Altogether, Congress left at least one million jobs on the negotiating table, holding unemployed workers hostage to the outcome of November’s election.
Meanwhile, in response to persistent media pressure, Romney has unveiled his policies to boost short-term job creation. They are not convincing. Romney says that he would ensure that the US puts more people to work in the energy sector. But, while the oil and gas industry has grown significantly since 2007, it employs fewer than 200,000 people, implying a negligible effect even if employment in this sector doubled in the short run.
And, while Romney says that he would open new foreign markets, Obama has been doing just that, winning passage of three major trade agreements and increasing federal support for US exports, which have been growing nearly twice as fast as they did during the recovery from the 2001 recession. Moreover, Romney’s promise to charge China, America’s third-largest export market, with currency manipulation, and to impose large tariffs on Chinese imports, would almost certainly invite retaliation, causing a decline in US exports and jobs.
Romney would also repeal “Obamacare” – the 2010 health-care reform legislation – because it “is scaring small business from hiring.” But the evidence for this claim is meager and anecdotal. A recent survey found that most small businesses support the reform. Most businesses, large and small, cite insufficient demand as the primary reason they are not hiring.
Nor is Romney’s promise to enact immediate cuts in federal discretionary spending by an additional 5% likely to boost job growth, as he asserts. When an economy is suffering from high unemployment and weak aggregate demand, spending cuts are contractionary. Romney conceded this point recently, acknowledging that the “fiscal cliff” – the expiration of Bush-era tax cuts at the end of this year, combined with large spending cuts already scheduled to take effect – would push the economy back into recession.
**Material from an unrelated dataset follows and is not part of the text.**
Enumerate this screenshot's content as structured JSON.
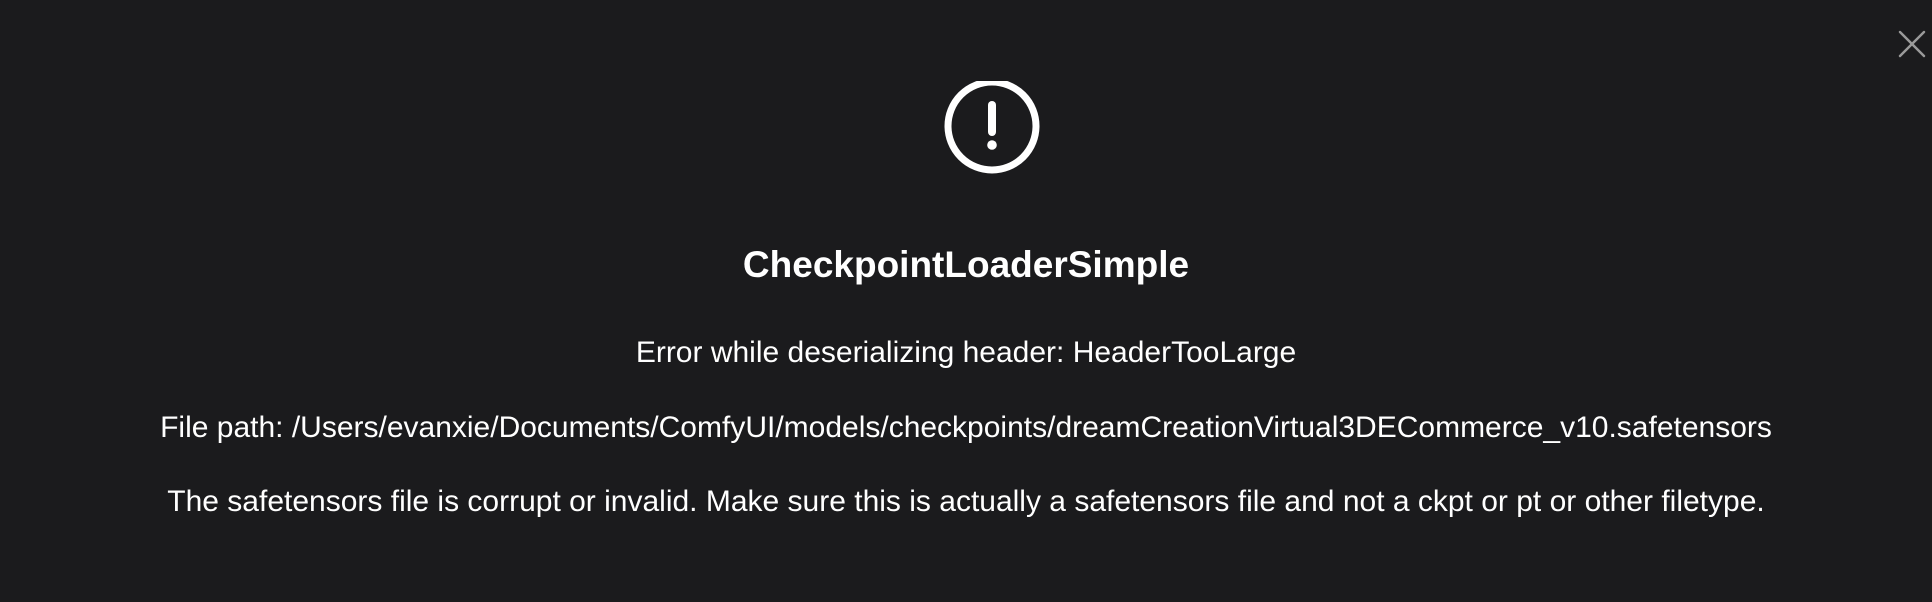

Finally, in addition to extending Bush’s tax cuts, Romney promises an across-the-board 20% reduction in marginal personal-income-tax rates and a significant cut in the corporate rate to encourage businesses to hire more workers. Despite large cuts in marginal income-tax rates at the start of the Bush administration, however, job growth between 2000 and 2007 was half the rate of the previous three decades.
Even if Romney’s new tax cuts strengthened investment and growth in the long run (a debatable proposition that depends on how they are financed), their short-term effect on job creation would be minimal, and they would entail a significant loss of revenue. Indeed, these cuts perform poorly on the CBO’s measure of budgetary effectiveness.
Obama’s proposals to boost job creation are convincing, whereas Romney’s proposals would have little or no effect – and some could even make matters worse. Voters need to know the difference.
Laura Tyson, a former chair of the US President's Council of Economic Advisers, is a professor at the Haas School of Business at the University of California, Berkeley.
Copyright: Project Syndicate, 2012.